Nevertheless, the fact remains that Juan Ángel’s Birthday, written between March and November, 1970, is dedicated to the Tupamaro leader, Raúl Sendic. Indeed, the novel was even accused of being the inspiration behind the escape of more than a hundred Tupamaro prisoners from the Punta Carretas prison, when the protagonists fled down an underground tunnel at the end of 1971. (Whatever the truth of this, we do know that in Mexico—where the novel was prudently first published—the separatist leader, sub-commander Marcos, said he owed his assumed name to the guerrilla leader in Juan Ángel’s Birthday.)

So where does Juan Ángel’s Birthday fit within the canon of ‘revolutionary literature’? José Otilio Umaña Chaverri has observed:

Poetic (literary) language has demonstrated its powerful presence in the struggles waged across the [Latin American] continent for freedom from the programmes of subjugation and domination. For that reason, is not surprising that our literature incorporates the phenomenon of revolutionary movements as part of the complex reality we call “Latin America” and which, in the case of Juan Ángel’s Birthday ... the transformation of the revolutionary is explored in great depth. But what is the appropriate conscience, attitude and literary response towards events in Latin America? Benedetti argues that the writer must “assume our reality” as “an inevitable pre-condition to changing that reality.”

This novel is doubly revolutionary, because quite apart from its theme, it experiments with language. 

Mario Benedetti, Montevideo, 1963
Fundación Benedetti, © 2024

The work of Mario Benedetti, my friend and brother, is surprising in all its aspects, whether the varied extent of genres it touches, the density of its poetic expression or the extreme conceptual freedom it employs.

José Saramago

Demonstration against the coup d'état
in Uruguay, Montevideo, 9 July 1973
Aurelio Gonzalez, © 2024

In Latin America and Spain, he is remembered above all as a poet who sought to speak of love and political commitment as directly and passionately as possible. By the end of his life, he had published more than 80 books, and in one of his last poems he gave the instructions: When I’m buried / don’t forget to put a Biro in my coffin.

Nick Caistor, The Guardian

Benedetti has crafted a portrait of the ‘long parenthesis’ opened up in Uruguay’s society, from which ‘nobody will be able to pick up the thread of the original sentence.’

New York Times Book Review

Mario Orlando Hamlet Hardy Brenno Benedetti, known as Mario Benedetti, was a Uruguayan journalist, novelist, and poet. He is considered one of the most important 20th century Latin American writers, especially in the Spanish-speaking world. A revolutionary and a passionate romantic, Benedetti wrote of love, anger, political resistance and redemption, particularly during the period of his enforced exile from Uruguay, between 1973 and 1985.
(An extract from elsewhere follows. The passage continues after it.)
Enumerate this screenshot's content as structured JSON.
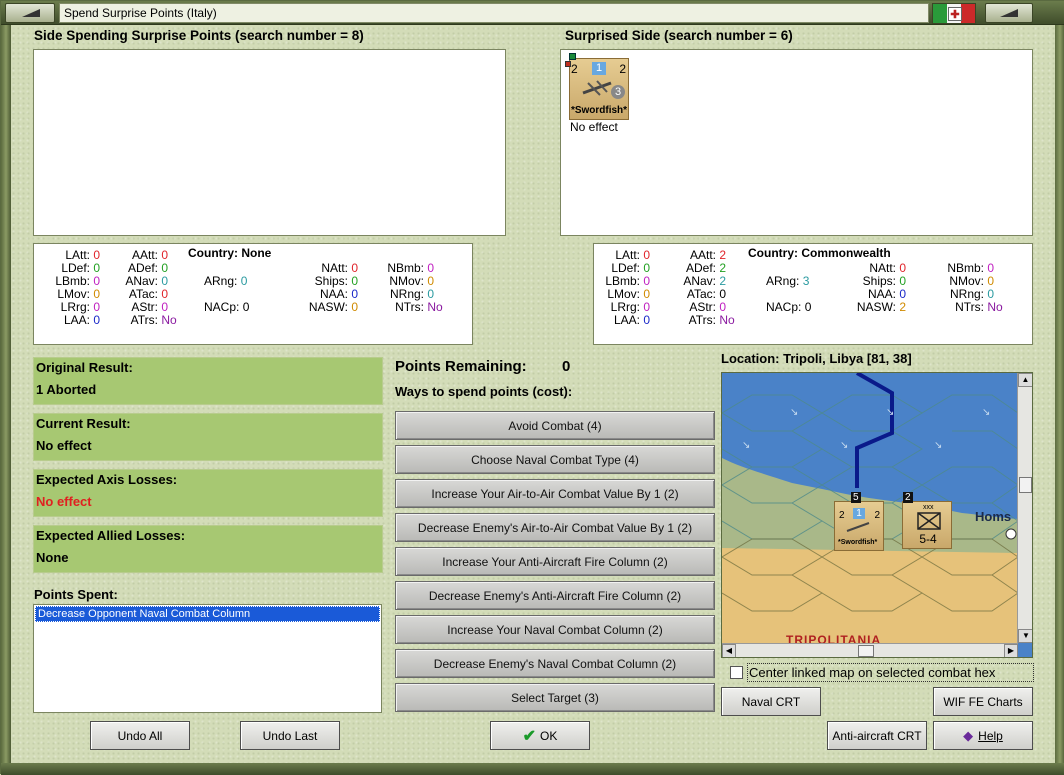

Adam Feinstein
is an acclaimed British author, poet, translator, Hispanist, journalist, screenwriter, film critic and autism researcher. His biography of the Nobel Prize-winning Chilean poet, Pablo Neruda: A Passion for Life, was first published by Bloomsbury in 2004 and reissued in an updated edition in 2013 (Harold Pinter called it ‘a masterpiece’). Arc published his new book of translations, The Unknown Neruda, in 2019 and another book of translations, this time of the great Nicaraguan poet, Rubén Darío, came out in two separate editions in 2020, first in Nicaragua itself and then by Shearsman in the UK. He has also published a collection of translations of the Cuban poet, José Martí. Feinstein has given numerous lectures around the world, including Mexico, Argentina, Chile, Nicaragua, Guatemala, the United States, Russia, China, India, Spain, Italy, Germany, Switzerland and the Netherlands. He broadcasts regularly for the BBC and writes for the Guardian, the Observer, the Financial Times and the Times Literary Supplement. His own poems and his translations (of Neruda, Federico García Lorca, Mario Benedetti, Roque Dalton and others) have been praised for their ‘power and possession’ and their ‘compelling fluency’ and have appeared in many magazines, including Agenda, Acumen, PN Review, Poem and Modern Poetry in Translation.
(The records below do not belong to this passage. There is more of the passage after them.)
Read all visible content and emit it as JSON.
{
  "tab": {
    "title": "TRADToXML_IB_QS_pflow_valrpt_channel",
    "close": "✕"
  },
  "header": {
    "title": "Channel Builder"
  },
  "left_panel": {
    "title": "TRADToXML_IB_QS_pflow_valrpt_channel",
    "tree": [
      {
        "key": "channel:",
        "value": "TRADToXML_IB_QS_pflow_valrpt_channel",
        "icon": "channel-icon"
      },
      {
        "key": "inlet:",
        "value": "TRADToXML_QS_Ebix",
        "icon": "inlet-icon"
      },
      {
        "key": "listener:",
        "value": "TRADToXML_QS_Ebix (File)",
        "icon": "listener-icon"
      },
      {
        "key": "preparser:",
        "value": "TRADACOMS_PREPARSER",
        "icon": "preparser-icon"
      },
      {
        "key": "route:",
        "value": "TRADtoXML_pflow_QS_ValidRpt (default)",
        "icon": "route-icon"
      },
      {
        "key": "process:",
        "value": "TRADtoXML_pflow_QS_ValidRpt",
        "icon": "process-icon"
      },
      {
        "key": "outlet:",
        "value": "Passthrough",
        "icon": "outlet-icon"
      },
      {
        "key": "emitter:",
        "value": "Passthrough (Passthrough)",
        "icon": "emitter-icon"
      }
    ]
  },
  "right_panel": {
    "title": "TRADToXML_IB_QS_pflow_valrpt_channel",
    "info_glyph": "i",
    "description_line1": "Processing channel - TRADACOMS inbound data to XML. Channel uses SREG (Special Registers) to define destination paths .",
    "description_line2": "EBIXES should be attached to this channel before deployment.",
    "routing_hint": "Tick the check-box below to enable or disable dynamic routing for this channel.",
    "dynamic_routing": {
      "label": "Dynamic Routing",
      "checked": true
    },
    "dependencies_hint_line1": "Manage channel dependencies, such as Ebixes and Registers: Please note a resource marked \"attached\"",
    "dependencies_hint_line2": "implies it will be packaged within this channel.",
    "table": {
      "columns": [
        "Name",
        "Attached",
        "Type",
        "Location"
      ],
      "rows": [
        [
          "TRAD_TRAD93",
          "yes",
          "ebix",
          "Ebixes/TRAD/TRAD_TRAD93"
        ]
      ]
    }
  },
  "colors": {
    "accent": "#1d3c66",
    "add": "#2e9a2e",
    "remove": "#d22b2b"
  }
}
Were a wind to rise
I could put up a sail
Were there no sail
I’d make one of canvas and sticks

Bertolt Brecht, ‘Motto’
(Bucknow Elegies)


Tenement Press, MMXXIV